Nasodren®’s reflex mechanism has been analysed in detail. It has been seen that the reflex hypersecretion in the paranasal sinuses starts 1-3 minutes after administration and continues for about 30-60 minutes.


Satisfactory results 
A study in 2006 was begun to determine Nasodren®’s influence in the medical treatment of acute rhinosinusitis. The patients were divided into two treatment groups, with one group receiving cyclamen extract and the other group receiving the standard therapy in Russia (antibiotics and mucolytics). Each treatment’s effect on different reference parameters and on the evolution of the nasal secretions or rhinorrhoea was analysed.


The most important finding was that in the group treated with cyclamen extract, mucus secretion had virtually stopped by the fourth day of treatment, while these secretions continued until the eighth day in the group that received conventional therapy.
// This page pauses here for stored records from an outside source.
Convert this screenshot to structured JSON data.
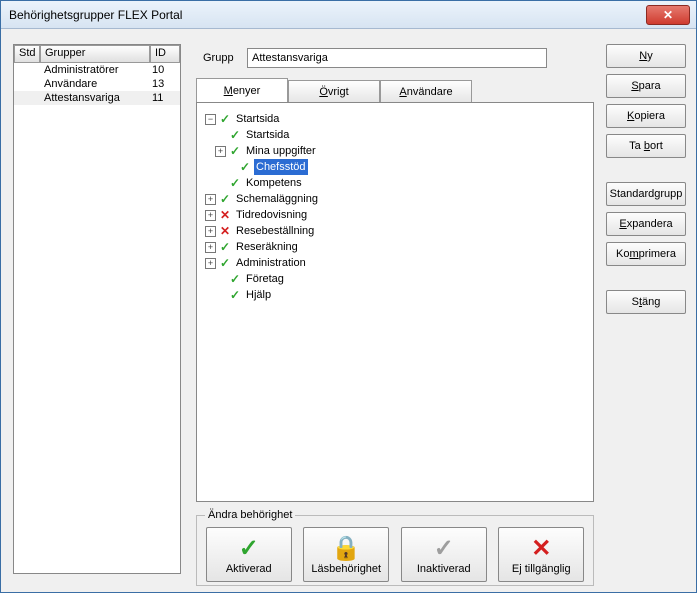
{
  "title": "Behörighetsgrupper FLEX Portal",
  "columns": {
    "std": "Std",
    "grupper": "Grupper",
    "id": "ID"
  },
  "rows": [
    {
      "name": "Administratörer",
      "id": "10",
      "selected": false
    },
    {
      "name": "Användare",
      "id": "13",
      "selected": false
    },
    {
      "name": "Attestansvariga",
      "id": "11",
      "selected": true
    }
  ],
  "grupp_label": "Grupp",
  "grupp_value": "Attestansvariga",
  "tabs": [
    {
      "label": "Menyer",
      "key": "M",
      "active": true
    },
    {
      "label": "Övrigt",
      "key": "Ö",
      "active": false
    },
    {
      "label": "Användare",
      "key": "A",
      "active": false
    }
  ],
  "tree": [
    {
      "indent": 0,
      "exp": "minus",
      "status": "check",
      "label": "Startsida"
    },
    {
      "indent": 1,
      "exp": "none",
      "status": "check",
      "label": "Startsida"
    },
    {
      "indent": 1,
      "exp": "plus",
      "status": "check",
      "label": "Mina uppgifter"
    },
    {
      "indent": 2,
      "exp": "none",
      "status": "check",
      "label": "Chefsstöd",
      "selected": true
    },
    {
      "indent": 1,
      "exp": "none",
      "status": "check",
      "label": "Kompetens"
    },
    {
      "indent": 0,
      "exp": "plus",
      "status": "check",
      "label": "Schemaläggning"
    },
    {
      "indent": 0,
      "exp": "plus",
      "status": "cross",
      "label": "Tidredovisning"
    },
    {
      "indent": 0,
      "exp": "plus",
      "status": "cross",
      "label": "Resebeställning"
    },
    {
      "indent": 0,
      "exp": "plus",
      "status": "check",
      "label": "Reseräkning"
    },
    {
      "indent": 0,
      "exp": "plus",
      "status": "check",
      "label": "Administration"
    },
    {
      "indent": 1,
      "exp": "none",
      "status": "check",
      "label": "Företag"
    },
    {
      "indent": 1,
      "exp": "none",
      "status": "check",
      "label": "Hjälp"
    }
  ],
  "change_legend": "Ändra behörighet",
  "change_buttons": {
    "aktiverad": "Aktiverad",
    "las": "Läsbehörighet",
    "inaktiverad": "Inaktiverad",
    "ej": "Ej tillgänglig"
  },
  "side": {
    "ny": "Ny",
    "spara": "Spara",
    "kopiera": "Kopiera",
    "tabort": "Ta bort",
    "standard": "Standardgrupp",
    "expandera": "Expandera",
    "komprimera": "Komprimera",
    "stang": "Stäng"
  }
}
Likewise, other common symptoms of acute rhinosinusitis, such as nasal obstruction, facial pressure, nasal congestion or headache, remitted much earlier in the patients treated with Nasodren®. In contrast, no major differences between the two treatment groups are seen in the immunology studies (immunology of the nasal mucosa); in the Russian expert’s opinion, this finding could indicate that “Nasodren®’s mechanism of action is not related with immune parameters.”
As regards the patient’s clinical condition, Professor Ryazantsev assured that “this trial effectively shows statistically significant differences between the two treatment groups, with greater clinical improvement among the patients treated with Nasodren®.”
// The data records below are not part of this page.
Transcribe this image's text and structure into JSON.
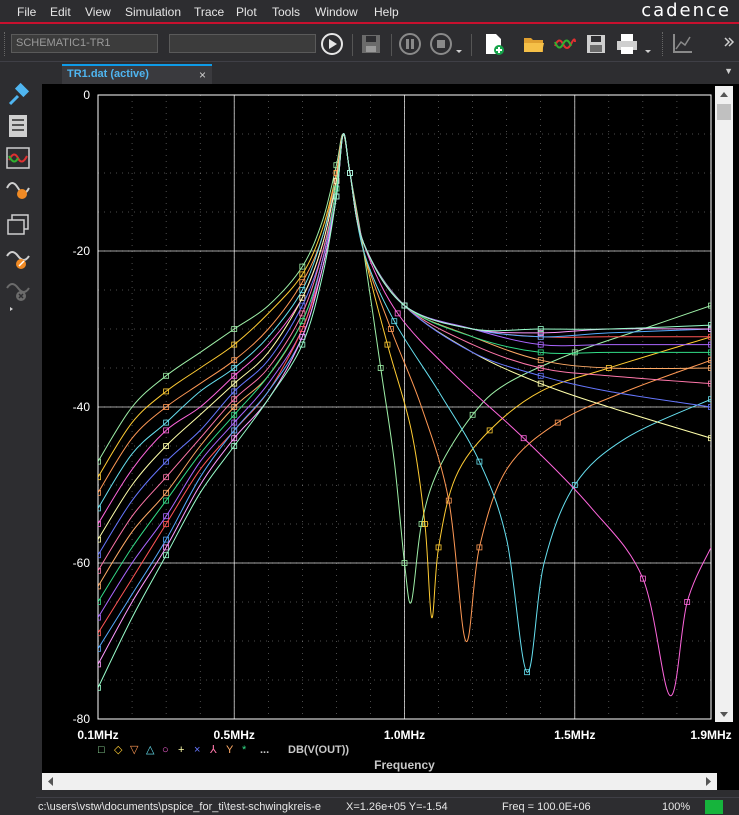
{
  "menu": [
    "File",
    "Edit",
    "View",
    "Simulation",
    "Trace",
    "Plot",
    "Tools",
    "Window",
    "Help"
  ],
  "brand": "cadence",
  "toolbar": {
    "profile_value": "SCHEMATIC1-TR1",
    "command_value": ""
  },
  "tab": {
    "label": "TR1.dat (active)",
    "close": "×",
    "dropdown": "▼"
  },
  "plot": {
    "trace_expression": "DB(V(OUT))",
    "trace_markers": [
      "□",
      "◇",
      "▽",
      "△",
      "○",
      "+",
      "×",
      "⅄",
      "Y",
      "*"
    ],
    "trace_dots": "...",
    "colors": {
      "background": "#000000",
      "grid": "#ffffff",
      "label": "#ffffff",
      "legend": "#c8c8c8"
    }
  },
  "chart_data": {
    "type": "line",
    "title": "",
    "xlabel": "Frequency",
    "ylabel": "",
    "x_ticks": [
      {
        "value": 0.1,
        "label": "0.1MHz"
      },
      {
        "value": 0.5,
        "label": "0.5MHz"
      },
      {
        "value": 1.0,
        "label": "1.0MHz"
      },
      {
        "value": 1.5,
        "label": "1.5MHz"
      },
      {
        "value": 1.9,
        "label": "1.9MHz"
      }
    ],
    "y_ticks": [
      {
        "value": 0,
        "label": "0"
      },
      {
        "value": -20,
        "label": "-20"
      },
      {
        "value": -40,
        "label": "-40"
      },
      {
        "value": -60,
        "label": "-60"
      },
      {
        "value": -80,
        "label": "-80"
      }
    ],
    "xlim": [
      0.1,
      1.9
    ],
    "ylim": [
      -80,
      0
    ],
    "grid": true,
    "x_unit": "MHz",
    "y_unit": "dB",
    "peak_x": 0.82,
    "series": [
      {
        "color": "#9ef0a8",
        "points": [
          [
            0.1,
            -47
          ],
          [
            0.2,
            -40
          ],
          [
            0.3,
            -36
          ],
          [
            0.4,
            -33
          ],
          [
            0.5,
            -30
          ],
          [
            0.6,
            -27
          ],
          [
            0.7,
            -22
          ],
          [
            0.76,
            -16
          ],
          [
            0.8,
            -9
          ],
          [
            0.82,
            -5
          ],
          [
            0.84,
            -10
          ],
          [
            0.88,
            -20
          ],
          [
            0.93,
            -35
          ],
          [
            0.97,
            -47
          ],
          [
            1.0,
            -60
          ],
          [
            1.02,
            -65
          ],
          [
            1.05,
            -55
          ],
          [
            1.1,
            -48
          ],
          [
            1.2,
            -41
          ],
          [
            1.3,
            -37
          ],
          [
            1.5,
            -33
          ],
          [
            1.7,
            -30
          ],
          [
            1.9,
            -27
          ]
        ]
      },
      {
        "color": "#ffcc33",
        "points": [
          [
            0.1,
            -49
          ],
          [
            0.2,
            -42
          ],
          [
            0.3,
            -38
          ],
          [
            0.4,
            -35
          ],
          [
            0.5,
            -32
          ],
          [
            0.6,
            -28
          ],
          [
            0.7,
            -23
          ],
          [
            0.76,
            -17
          ],
          [
            0.8,
            -10
          ],
          [
            0.82,
            -5
          ],
          [
            0.84,
            -10
          ],
          [
            0.88,
            -20
          ],
          [
            0.95,
            -32
          ],
          [
            1.02,
            -43
          ],
          [
            1.06,
            -55
          ],
          [
            1.08,
            -67
          ],
          [
            1.1,
            -58
          ],
          [
            1.15,
            -49
          ],
          [
            1.25,
            -43
          ],
          [
            1.4,
            -38
          ],
          [
            1.6,
            -35
          ],
          [
            1.9,
            -31
          ]
        ]
      },
      {
        "color": "#ff9955",
        "points": [
          [
            0.1,
            -51
          ],
          [
            0.2,
            -44
          ],
          [
            0.3,
            -40
          ],
          [
            0.4,
            -37
          ],
          [
            0.5,
            -34
          ],
          [
            0.6,
            -30
          ],
          [
            0.7,
            -24
          ],
          [
            0.76,
            -18
          ],
          [
            0.8,
            -10
          ],
          [
            0.82,
            -5
          ],
          [
            0.84,
            -10
          ],
          [
            0.88,
            -20
          ],
          [
            0.96,
            -30
          ],
          [
            1.05,
            -40
          ],
          [
            1.13,
            -52
          ],
          [
            1.18,
            -70
          ],
          [
            1.22,
            -58
          ],
          [
            1.3,
            -48
          ],
          [
            1.45,
            -42
          ],
          [
            1.65,
            -38
          ],
          [
            1.9,
            -34
          ]
        ]
      },
      {
        "color": "#66e0f0",
        "points": [
          [
            0.1,
            -53
          ],
          [
            0.2,
            -46
          ],
          [
            0.3,
            -42
          ],
          [
            0.4,
            -38
          ],
          [
            0.5,
            -35
          ],
          [
            0.6,
            -31
          ],
          [
            0.7,
            -25
          ],
          [
            0.76,
            -18
          ],
          [
            0.8,
            -11
          ],
          [
            0.82,
            -5
          ],
          [
            0.84,
            -10
          ],
          [
            0.88,
            -20
          ],
          [
            0.97,
            -29
          ],
          [
            1.1,
            -38
          ],
          [
            1.22,
            -47
          ],
          [
            1.3,
            -57
          ],
          [
            1.36,
            -74
          ],
          [
            1.41,
            -60
          ],
          [
            1.5,
            -50
          ],
          [
            1.65,
            -44
          ],
          [
            1.9,
            -39
          ]
        ]
      },
      {
        "color": "#ff66dd",
        "points": [
          [
            0.1,
            -55
          ],
          [
            0.2,
            -48
          ],
          [
            0.3,
            -43
          ],
          [
            0.4,
            -40
          ],
          [
            0.5,
            -36
          ],
          [
            0.6,
            -32
          ],
          [
            0.7,
            -26
          ],
          [
            0.76,
            -19
          ],
          [
            0.8,
            -11
          ],
          [
            0.82,
            -5
          ],
          [
            0.84,
            -10
          ],
          [
            0.88,
            -19
          ],
          [
            0.98,
            -28
          ],
          [
            1.15,
            -36
          ],
          [
            1.35,
            -44
          ],
          [
            1.55,
            -53
          ],
          [
            1.7,
            -62
          ],
          [
            1.78,
            -77
          ],
          [
            1.83,
            -65
          ],
          [
            1.9,
            -58
          ]
        ]
      },
      {
        "color": "#ffffaa",
        "points": [
          [
            0.1,
            -57
          ],
          [
            0.2,
            -50
          ],
          [
            0.3,
            -45
          ],
          [
            0.4,
            -41
          ],
          [
            0.5,
            -37
          ],
          [
            0.6,
            -33
          ],
          [
            0.7,
            -26
          ],
          [
            0.76,
            -19
          ],
          [
            0.8,
            -11
          ],
          [
            0.82,
            -5
          ],
          [
            0.84,
            -10
          ],
          [
            0.88,
            -19
          ],
          [
            1.0,
            -27
          ],
          [
            1.2,
            -33
          ],
          [
            1.4,
            -37
          ],
          [
            1.6,
            -40
          ],
          [
            1.9,
            -44
          ]
        ]
      },
      {
        "color": "#6677ff",
        "points": [
          [
            0.1,
            -59
          ],
          [
            0.2,
            -52
          ],
          [
            0.3,
            -47
          ],
          [
            0.4,
            -43
          ],
          [
            0.5,
            -38
          ],
          [
            0.6,
            -34
          ],
          [
            0.7,
            -27
          ],
          [
            0.76,
            -20
          ],
          [
            0.8,
            -12
          ],
          [
            0.82,
            -5
          ],
          [
            0.84,
            -10
          ],
          [
            0.88,
            -19
          ],
          [
            1.0,
            -27
          ],
          [
            1.2,
            -33
          ],
          [
            1.4,
            -36
          ],
          [
            1.6,
            -38
          ],
          [
            1.9,
            -40
          ]
        ]
      },
      {
        "color": "#ff77aa",
        "points": [
          [
            0.1,
            -61
          ],
          [
            0.2,
            -54
          ],
          [
            0.3,
            -49
          ],
          [
            0.4,
            -44
          ],
          [
            0.5,
            -39
          ],
          [
            0.6,
            -35
          ],
          [
            0.7,
            -28
          ],
          [
            0.76,
            -20
          ],
          [
            0.8,
            -12
          ],
          [
            0.82,
            -5
          ],
          [
            0.84,
            -10
          ],
          [
            0.88,
            -19
          ],
          [
            1.0,
            -27
          ],
          [
            1.2,
            -32
          ],
          [
            1.4,
            -35
          ],
          [
            1.6,
            -36
          ],
          [
            1.9,
            -37
          ]
        ]
      },
      {
        "color": "#ffaa66",
        "points": [
          [
            0.1,
            -63
          ],
          [
            0.2,
            -56
          ],
          [
            0.3,
            -51
          ],
          [
            0.4,
            -45
          ],
          [
            0.5,
            -40
          ],
          [
            0.6,
            -36
          ],
          [
            0.7,
            -29
          ],
          [
            0.76,
            -21
          ],
          [
            0.8,
            -12
          ],
          [
            0.82,
            -5
          ],
          [
            0.84,
            -10
          ],
          [
            0.88,
            -19
          ],
          [
            1.0,
            -27
          ],
          [
            1.2,
            -31
          ],
          [
            1.4,
            -34
          ],
          [
            1.6,
            -35
          ],
          [
            1.9,
            -35
          ]
        ]
      },
      {
        "color": "#33dd88",
        "points": [
          [
            0.1,
            -65
          ],
          [
            0.2,
            -58
          ],
          [
            0.3,
            -52
          ],
          [
            0.4,
            -46
          ],
          [
            0.5,
            -41
          ],
          [
            0.6,
            -36
          ],
          [
            0.7,
            -29
          ],
          [
            0.76,
            -21
          ],
          [
            0.8,
            -12
          ],
          [
            0.82,
            -5
          ],
          [
            0.84,
            -10
          ],
          [
            0.88,
            -19
          ],
          [
            1.0,
            -27
          ],
          [
            1.2,
            -31
          ],
          [
            1.4,
            -33
          ],
          [
            1.6,
            -33
          ],
          [
            1.9,
            -33
          ]
        ]
      },
      {
        "color": "#aa66ff",
        "points": [
          [
            0.1,
            -67
          ],
          [
            0.2,
            -60
          ],
          [
            0.3,
            -54
          ],
          [
            0.4,
            -47
          ],
          [
            0.5,
            -42
          ],
          [
            0.6,
            -37
          ],
          [
            0.7,
            -30
          ],
          [
            0.76,
            -21
          ],
          [
            0.8,
            -13
          ],
          [
            0.82,
            -5
          ],
          [
            0.84,
            -10
          ],
          [
            0.88,
            -19
          ],
          [
            1.0,
            -27
          ],
          [
            1.2,
            -30
          ],
          [
            1.4,
            -32
          ],
          [
            1.6,
            -32
          ],
          [
            1.9,
            -32
          ]
        ]
      },
      {
        "color": "#ff5555",
        "points": [
          [
            0.1,
            -69
          ],
          [
            0.2,
            -62
          ],
          [
            0.3,
            -55
          ],
          [
            0.4,
            -48
          ],
          [
            0.5,
            -43
          ],
          [
            0.6,
            -38
          ],
          [
            0.7,
            -30
          ],
          [
            0.76,
            -22
          ],
          [
            0.8,
            -13
          ],
          [
            0.82,
            -5
          ],
          [
            0.84,
            -10
          ],
          [
            0.88,
            -19
          ],
          [
            1.0,
            -27
          ],
          [
            1.2,
            -30
          ],
          [
            1.4,
            -31
          ],
          [
            1.6,
            -31
          ],
          [
            1.9,
            -31
          ]
        ]
      },
      {
        "color": "#55aaff",
        "points": [
          [
            0.1,
            -71
          ],
          [
            0.2,
            -64
          ],
          [
            0.3,
            -57
          ],
          [
            0.4,
            -49
          ],
          [
            0.5,
            -43
          ],
          [
            0.6,
            -38
          ],
          [
            0.7,
            -31
          ],
          [
            0.76,
            -22
          ],
          [
            0.8,
            -13
          ],
          [
            0.82,
            -5
          ],
          [
            0.84,
            -10
          ],
          [
            0.88,
            -19
          ],
          [
            1.0,
            -27
          ],
          [
            1.2,
            -30
          ],
          [
            1.4,
            -31
          ],
          [
            1.6,
            -30.5
          ],
          [
            1.9,
            -30
          ]
        ]
      },
      {
        "color": "#ff99ff",
        "points": [
          [
            0.1,
            -73
          ],
          [
            0.2,
            -65
          ],
          [
            0.3,
            -58
          ],
          [
            0.4,
            -50
          ],
          [
            0.5,
            -44
          ],
          [
            0.6,
            -39
          ],
          [
            0.7,
            -31
          ],
          [
            0.76,
            -22
          ],
          [
            0.8,
            -13
          ],
          [
            0.82,
            -5
          ],
          [
            0.84,
            -10
          ],
          [
            0.88,
            -19
          ],
          [
            1.0,
            -27
          ],
          [
            1.2,
            -30
          ],
          [
            1.4,
            -30.5
          ],
          [
            1.6,
            -30
          ],
          [
            1.9,
            -30
          ]
        ]
      },
      {
        "color": "#99ffcc",
        "points": [
          [
            0.1,
            -76
          ],
          [
            0.2,
            -67
          ],
          [
            0.3,
            -59
          ],
          [
            0.4,
            -51
          ],
          [
            0.5,
            -45
          ],
          [
            0.6,
            -39
          ],
          [
            0.7,
            -32
          ],
          [
            0.76,
            -23
          ],
          [
            0.8,
            -13
          ],
          [
            0.82,
            -5
          ],
          [
            0.84,
            -10
          ],
          [
            0.88,
            -19
          ],
          [
            1.0,
            -27
          ],
          [
            1.2,
            -30
          ],
          [
            1.4,
            -30
          ],
          [
            1.6,
            -30
          ],
          [
            1.9,
            -29.5
          ]
        ]
      }
    ]
  },
  "status": {
    "path": "c:\\users\\vstw\\documents\\pspice_for_ti\\test-schwingkreis-e",
    "xy": "X=1.26e+05  Y=-1.54",
    "freq": "Freq =  100.0E+06",
    "zoom": "100%"
  }
}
The nasal endoscopy also shows significant differences between the treatments chosen. The hyperaemia, hypertrophy and nasal congestion have improved substantially by the fourth day of treatment with cyclamen extract (virtually all these symptoms have disappeared), while they continue until the eighth day in the control patients. The endoscopic examination has also enabled evaluation of each treatment’s effect on the volume of mucopurulent secretions, and it is concluded that administration of Nasodren® is associated with a faster decrease in the amount of mucus secreted by these patients.
With respect to the changes detected in the osteomeatal complex (mucous membrane oedema), it is found that these changes appear much earlier in the patients treated with Nasodren®.
To quote Professor Ryazantsev, “all of this evidence highlights the efficacy of Nasodren® in the treatment of acute rhinosinusitis. Thus, on the basis of our research, we can declare that it is an effective treatment and we recommend it for the treatment of this disease. We now need to determine how it should be used, as a monotherapy or combined with other treatment resources.”
“The hyperaemia, hypertrophy and nasal congestion have improved substantially by the fourth day of treatment with cyclamen extract (virtually all these symptoms have disappeared)”